> Description of the task: Below are the records. Gather each line that holds "hermano".

> Exercise material:
================================
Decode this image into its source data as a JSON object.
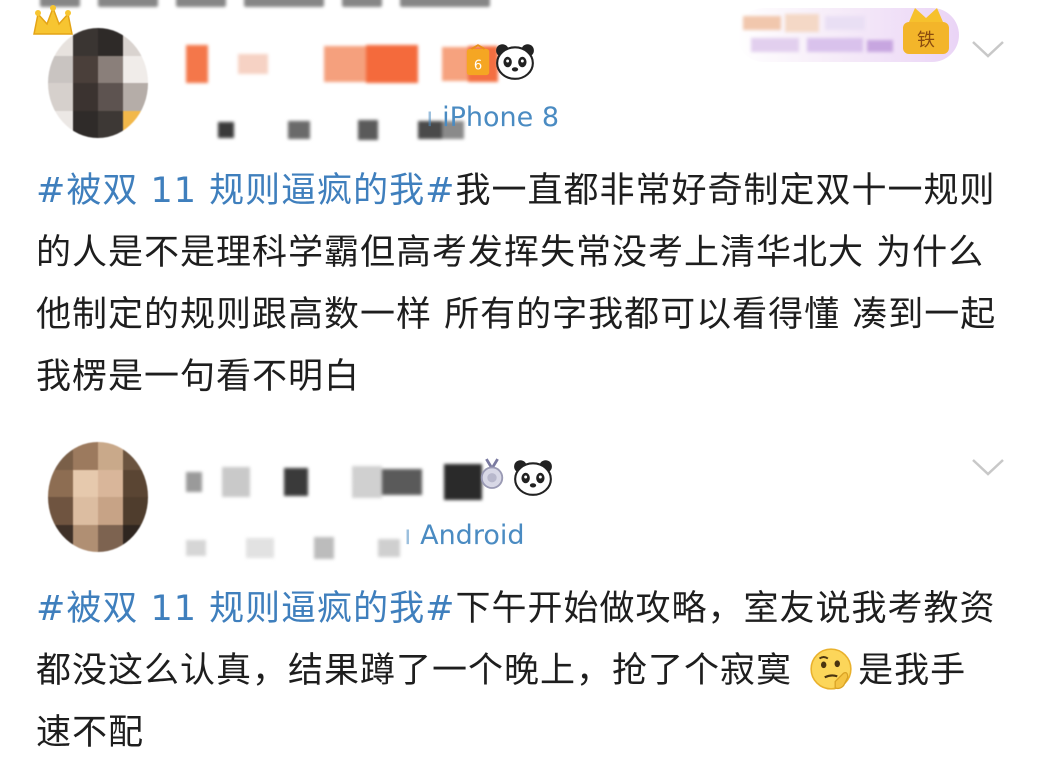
{
  "posts": [
    {
      "source": "iPhone 8",
      "topic": "#被双 11 规则逼疯的我#",
      "body": "我一直都非常好奇制定双十一规则的人是不是理科学霸但高考发挥失常没考上清华北大 为什么他制定的规则跟高数一样 所有的字我都可以看得懂 凑到一起我楞是一句看不明白",
      "badge_text": "铁",
      "icons": [
        "crown-icon",
        "vip-badge-icon",
        "panda-icon",
        "fan-badge-icon",
        "chevron-down-icon"
      ]
    },
    {
      "source": "Android",
      "topic": "#被双 11 规则逼疯的我#",
      "body_before_emoji": "下午开始做攻略，室友说我考教资都没这么认真，结果蹲了一个晚上，抢了个寂寞",
      "body_after_emoji": "是我手速不配",
      "icons": [
        "medal-icon",
        "panda-icon",
        "thinking-emoji-icon",
        "chevron-down-icon"
      ]
    }
  ],
  "colors": {
    "topic": "#3f7fbd",
    "source": "#4a8bc2",
    "text": "#1e1e1e",
    "chevron": "#c8c8c8"
  }
}
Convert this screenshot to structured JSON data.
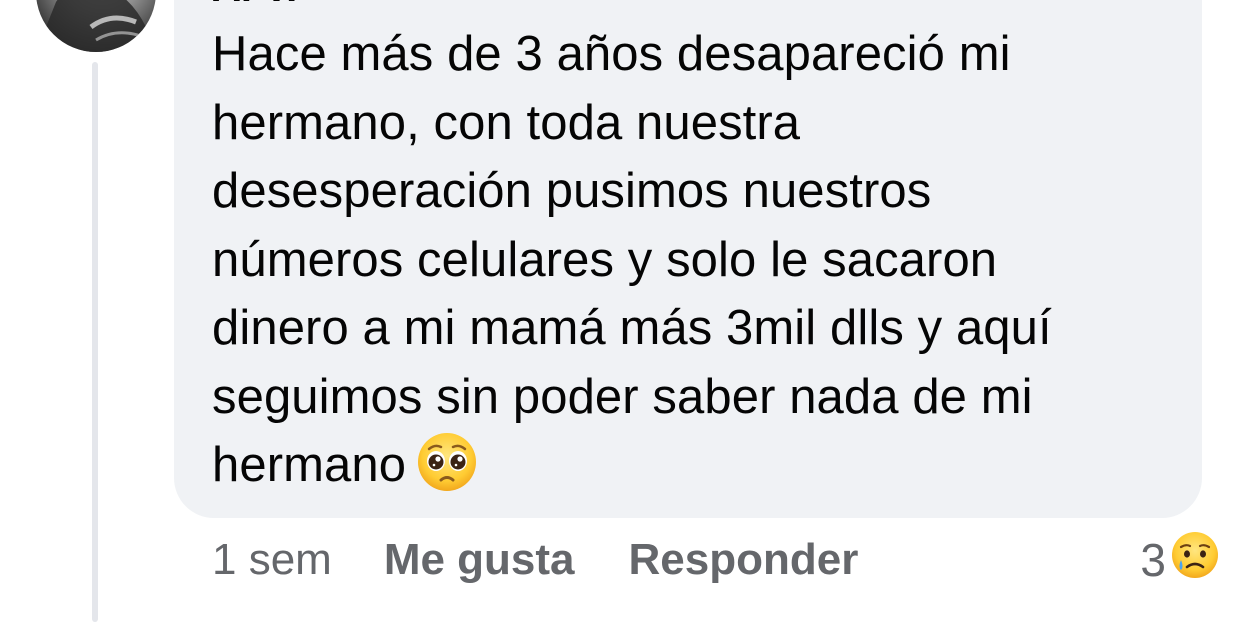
{
  "comment": {
    "author_name": "A. V.",
    "text": "Hace más de 3 años desapareció mi hermano, con toda nuestra desesperación pusimos nuestros números celulares y solo le sacaron dinero a mi mamá más 3mil dlls y aquí seguimos sin poder saber nada de mi hermano",
    "lines": [
      "Hace más de 3 años desapareció mi",
      "hermano, con toda nuestra",
      "desesperación pusimos nuestros",
      "números celulares y solo le sacaron",
      "dinero a mi mamá más 3mil dlls y aquí",
      "seguimos sin poder saber nada de mi",
      "hermano"
    ],
    "trailing_emoji": "pleading-face-emoji"
  },
  "actions": {
    "timestamp": "1 sem",
    "like_label": "Me gusta",
    "reply_label": "Responder"
  },
  "reactions": {
    "count": "3",
    "icon": "sad-crying-face-emoji"
  },
  "colors": {
    "bubble_bg": "#f0f2f5",
    "text": "#050505",
    "secondary_text": "#65676b",
    "thread_line": "#e4e6eb"
  }
}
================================
> Task response:
    "text": "Hace más de 3 años desapareció mi hermano, con toda nuestra desesperación pusimos nuestros números celulares y solo le sacaron dinero a mi mamá más 3mil dlls y aquí seguimos sin poder saber nada de mi hermano",
      "hermano, con toda nuestra",
      "hermano"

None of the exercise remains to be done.